Required work: What is needed is each line of the data below that holds the string "respVOList".

Data extract:
....
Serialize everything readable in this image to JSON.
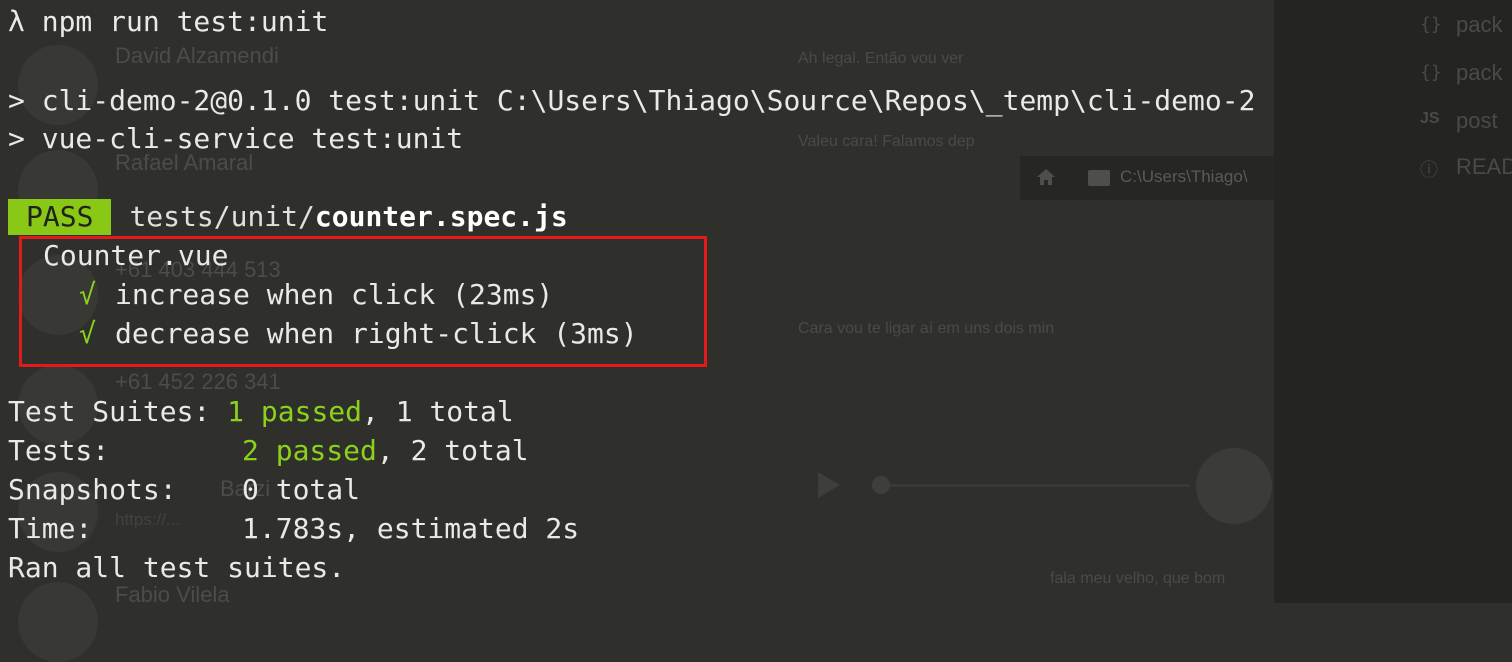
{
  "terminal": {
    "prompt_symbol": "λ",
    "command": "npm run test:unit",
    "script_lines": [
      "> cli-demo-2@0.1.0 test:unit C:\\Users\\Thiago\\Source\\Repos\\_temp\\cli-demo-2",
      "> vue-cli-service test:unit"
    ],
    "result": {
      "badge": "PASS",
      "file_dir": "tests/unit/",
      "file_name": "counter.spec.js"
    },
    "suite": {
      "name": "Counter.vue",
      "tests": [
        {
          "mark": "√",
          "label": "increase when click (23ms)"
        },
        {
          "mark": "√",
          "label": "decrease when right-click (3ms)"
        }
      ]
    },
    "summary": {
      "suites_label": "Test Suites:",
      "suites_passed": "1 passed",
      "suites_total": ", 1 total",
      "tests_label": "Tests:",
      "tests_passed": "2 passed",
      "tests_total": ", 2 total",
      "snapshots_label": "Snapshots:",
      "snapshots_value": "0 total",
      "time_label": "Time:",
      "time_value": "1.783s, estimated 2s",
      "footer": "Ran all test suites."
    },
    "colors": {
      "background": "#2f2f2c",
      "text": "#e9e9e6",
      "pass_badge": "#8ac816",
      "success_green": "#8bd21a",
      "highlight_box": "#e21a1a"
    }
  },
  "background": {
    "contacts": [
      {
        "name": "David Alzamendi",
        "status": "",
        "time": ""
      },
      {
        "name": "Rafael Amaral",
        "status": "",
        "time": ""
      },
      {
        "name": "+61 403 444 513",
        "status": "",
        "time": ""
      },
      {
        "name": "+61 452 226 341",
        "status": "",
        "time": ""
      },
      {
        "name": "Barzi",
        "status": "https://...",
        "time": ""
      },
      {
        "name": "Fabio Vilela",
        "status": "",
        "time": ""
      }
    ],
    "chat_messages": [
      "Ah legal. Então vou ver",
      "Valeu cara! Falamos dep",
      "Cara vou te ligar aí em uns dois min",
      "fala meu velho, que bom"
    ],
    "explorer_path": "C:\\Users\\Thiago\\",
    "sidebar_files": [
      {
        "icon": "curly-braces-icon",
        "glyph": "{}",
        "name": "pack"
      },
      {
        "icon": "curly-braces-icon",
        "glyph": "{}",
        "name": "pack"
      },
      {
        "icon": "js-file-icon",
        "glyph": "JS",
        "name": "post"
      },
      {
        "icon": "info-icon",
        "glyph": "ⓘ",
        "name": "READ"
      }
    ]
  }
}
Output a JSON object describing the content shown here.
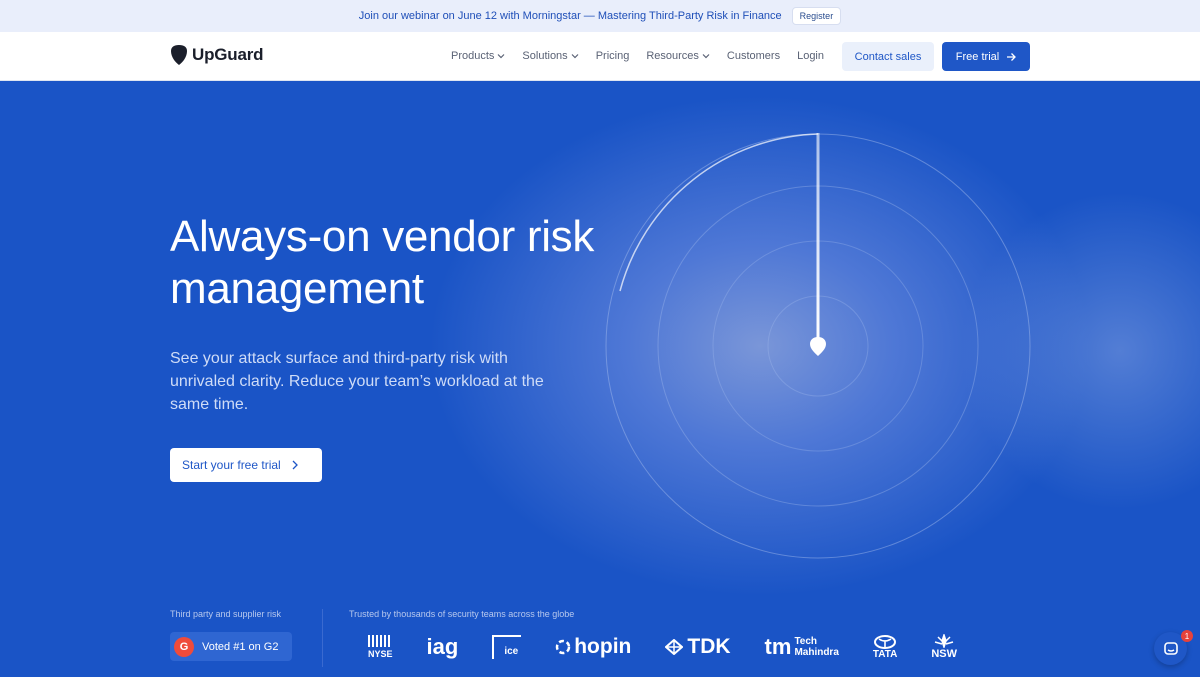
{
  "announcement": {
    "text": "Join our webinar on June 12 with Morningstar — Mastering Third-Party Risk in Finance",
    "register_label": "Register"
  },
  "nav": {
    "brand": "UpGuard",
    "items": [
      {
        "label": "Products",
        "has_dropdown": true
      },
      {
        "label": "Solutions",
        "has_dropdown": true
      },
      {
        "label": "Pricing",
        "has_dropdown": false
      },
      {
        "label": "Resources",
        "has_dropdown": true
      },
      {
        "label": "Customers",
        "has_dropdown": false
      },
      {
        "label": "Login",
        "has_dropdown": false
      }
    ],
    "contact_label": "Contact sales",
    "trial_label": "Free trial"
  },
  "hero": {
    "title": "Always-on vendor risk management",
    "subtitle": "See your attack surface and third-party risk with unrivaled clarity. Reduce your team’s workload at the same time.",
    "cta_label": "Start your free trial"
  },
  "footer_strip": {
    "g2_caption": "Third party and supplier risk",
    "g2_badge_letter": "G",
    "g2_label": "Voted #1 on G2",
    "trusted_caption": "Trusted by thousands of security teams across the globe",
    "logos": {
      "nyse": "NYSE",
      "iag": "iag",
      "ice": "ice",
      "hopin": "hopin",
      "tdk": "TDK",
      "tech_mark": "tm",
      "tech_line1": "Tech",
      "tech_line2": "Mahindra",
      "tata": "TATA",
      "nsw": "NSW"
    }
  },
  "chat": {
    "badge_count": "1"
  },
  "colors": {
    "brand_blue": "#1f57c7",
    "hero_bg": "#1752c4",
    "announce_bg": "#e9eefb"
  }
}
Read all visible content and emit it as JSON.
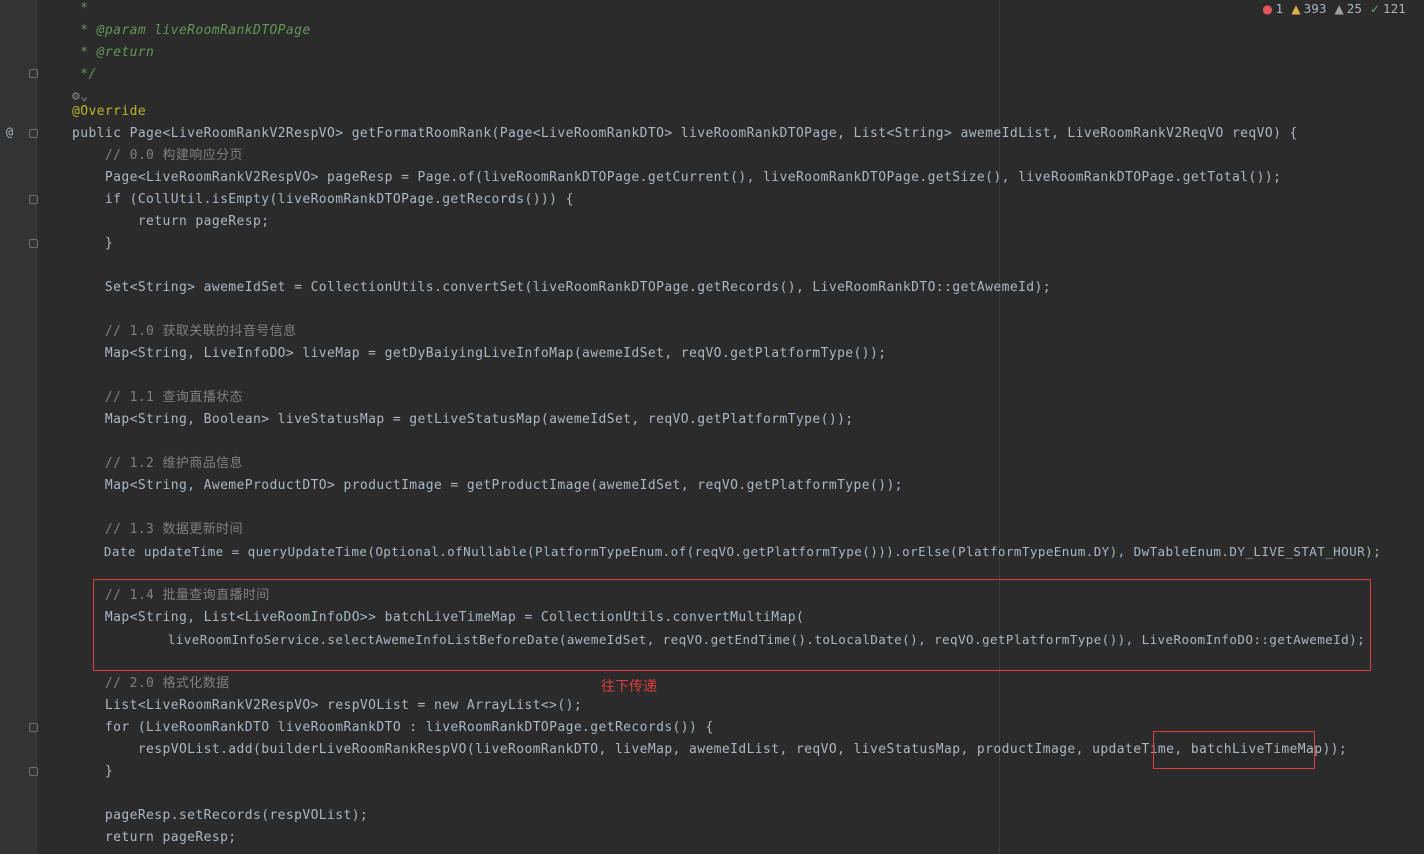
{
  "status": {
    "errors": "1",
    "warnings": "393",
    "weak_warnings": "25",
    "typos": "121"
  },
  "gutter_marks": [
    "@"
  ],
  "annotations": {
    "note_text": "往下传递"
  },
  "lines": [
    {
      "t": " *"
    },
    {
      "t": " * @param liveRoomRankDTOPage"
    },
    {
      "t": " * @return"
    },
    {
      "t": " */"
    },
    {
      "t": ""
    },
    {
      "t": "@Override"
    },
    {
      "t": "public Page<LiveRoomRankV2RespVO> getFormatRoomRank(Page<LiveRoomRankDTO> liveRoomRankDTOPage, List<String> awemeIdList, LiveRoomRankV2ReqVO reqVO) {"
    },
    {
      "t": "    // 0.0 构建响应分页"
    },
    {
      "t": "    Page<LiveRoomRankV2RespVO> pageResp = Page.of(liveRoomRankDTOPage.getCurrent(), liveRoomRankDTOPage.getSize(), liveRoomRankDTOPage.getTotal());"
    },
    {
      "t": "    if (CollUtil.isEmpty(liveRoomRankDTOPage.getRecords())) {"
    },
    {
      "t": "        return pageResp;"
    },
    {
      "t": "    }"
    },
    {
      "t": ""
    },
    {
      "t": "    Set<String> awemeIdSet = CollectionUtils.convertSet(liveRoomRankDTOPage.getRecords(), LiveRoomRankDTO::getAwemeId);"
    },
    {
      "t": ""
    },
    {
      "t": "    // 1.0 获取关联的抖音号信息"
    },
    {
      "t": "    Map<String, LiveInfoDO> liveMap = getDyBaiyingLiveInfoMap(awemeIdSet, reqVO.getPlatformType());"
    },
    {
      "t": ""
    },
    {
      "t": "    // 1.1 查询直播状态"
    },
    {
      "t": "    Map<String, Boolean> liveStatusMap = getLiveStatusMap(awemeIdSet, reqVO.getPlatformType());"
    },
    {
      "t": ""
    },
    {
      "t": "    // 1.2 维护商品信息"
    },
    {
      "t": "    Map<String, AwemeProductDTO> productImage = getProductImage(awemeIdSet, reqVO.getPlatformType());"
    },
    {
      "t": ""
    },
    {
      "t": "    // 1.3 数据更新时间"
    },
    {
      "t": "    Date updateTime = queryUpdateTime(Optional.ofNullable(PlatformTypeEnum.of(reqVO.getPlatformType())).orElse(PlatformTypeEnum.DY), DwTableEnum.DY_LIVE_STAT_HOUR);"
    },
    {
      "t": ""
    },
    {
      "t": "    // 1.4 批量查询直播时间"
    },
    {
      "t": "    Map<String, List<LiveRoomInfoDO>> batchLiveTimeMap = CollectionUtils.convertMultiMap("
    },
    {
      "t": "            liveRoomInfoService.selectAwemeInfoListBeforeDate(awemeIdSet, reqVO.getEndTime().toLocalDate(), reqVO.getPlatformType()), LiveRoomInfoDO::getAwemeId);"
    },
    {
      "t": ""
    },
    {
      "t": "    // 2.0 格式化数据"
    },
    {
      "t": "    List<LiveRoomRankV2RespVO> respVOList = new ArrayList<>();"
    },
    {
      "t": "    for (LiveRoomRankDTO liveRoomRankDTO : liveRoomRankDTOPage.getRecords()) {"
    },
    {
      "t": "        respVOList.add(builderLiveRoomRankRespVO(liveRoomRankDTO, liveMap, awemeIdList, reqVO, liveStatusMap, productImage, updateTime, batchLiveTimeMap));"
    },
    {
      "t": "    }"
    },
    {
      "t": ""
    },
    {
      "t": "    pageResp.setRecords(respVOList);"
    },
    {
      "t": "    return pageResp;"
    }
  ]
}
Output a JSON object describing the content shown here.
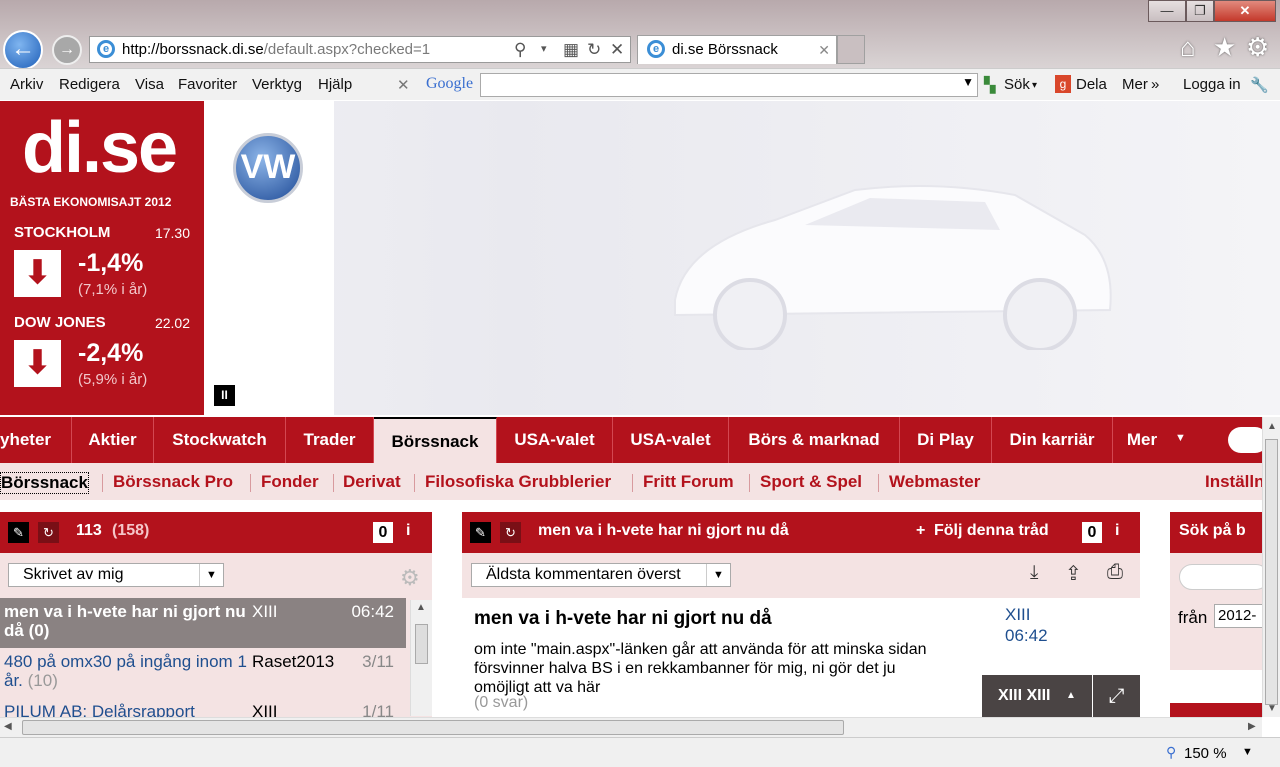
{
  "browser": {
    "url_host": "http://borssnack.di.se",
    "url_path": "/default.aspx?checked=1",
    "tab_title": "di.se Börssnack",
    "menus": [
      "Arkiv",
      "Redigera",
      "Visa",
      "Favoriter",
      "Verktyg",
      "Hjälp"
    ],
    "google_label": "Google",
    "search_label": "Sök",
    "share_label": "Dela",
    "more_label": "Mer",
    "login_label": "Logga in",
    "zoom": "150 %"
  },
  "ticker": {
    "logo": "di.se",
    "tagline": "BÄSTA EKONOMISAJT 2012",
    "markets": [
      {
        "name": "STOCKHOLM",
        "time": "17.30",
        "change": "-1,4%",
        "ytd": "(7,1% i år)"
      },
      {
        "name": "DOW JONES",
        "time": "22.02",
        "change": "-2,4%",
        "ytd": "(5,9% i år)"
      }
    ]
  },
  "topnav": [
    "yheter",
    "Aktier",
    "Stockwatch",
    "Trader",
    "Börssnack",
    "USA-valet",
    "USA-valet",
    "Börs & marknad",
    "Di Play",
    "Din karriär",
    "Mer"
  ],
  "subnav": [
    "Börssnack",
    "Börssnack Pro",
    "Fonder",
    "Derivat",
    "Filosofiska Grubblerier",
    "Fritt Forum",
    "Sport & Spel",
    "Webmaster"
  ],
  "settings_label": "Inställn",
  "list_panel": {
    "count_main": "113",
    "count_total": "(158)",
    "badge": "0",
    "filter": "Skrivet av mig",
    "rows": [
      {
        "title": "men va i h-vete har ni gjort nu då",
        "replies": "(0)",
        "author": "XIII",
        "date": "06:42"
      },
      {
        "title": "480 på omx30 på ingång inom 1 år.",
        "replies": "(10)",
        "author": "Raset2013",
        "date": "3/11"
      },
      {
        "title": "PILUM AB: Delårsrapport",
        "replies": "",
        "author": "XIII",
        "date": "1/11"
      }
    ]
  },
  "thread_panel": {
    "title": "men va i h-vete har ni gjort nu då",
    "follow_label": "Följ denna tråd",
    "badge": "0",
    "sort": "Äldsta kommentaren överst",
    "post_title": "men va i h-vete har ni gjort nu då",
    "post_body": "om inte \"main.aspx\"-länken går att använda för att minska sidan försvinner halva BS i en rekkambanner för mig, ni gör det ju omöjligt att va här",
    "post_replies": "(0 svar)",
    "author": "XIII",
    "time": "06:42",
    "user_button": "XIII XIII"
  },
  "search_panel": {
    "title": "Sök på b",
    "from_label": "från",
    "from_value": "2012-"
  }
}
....
Result of the exercise:
      "t": "    List<LiveRoomRankV2RespVO> respVOList = new ArrayList<>();"
      "t": "        respVOList.add(builderLiveRoomRankRespVO(liveRoomRankDTO, liveMap, awemeIdList, reqVO, liveStatusMap, productImage, updateTime, batchLiveTimeMap));"
      "t": "    pageResp.setRecords(respVOList);"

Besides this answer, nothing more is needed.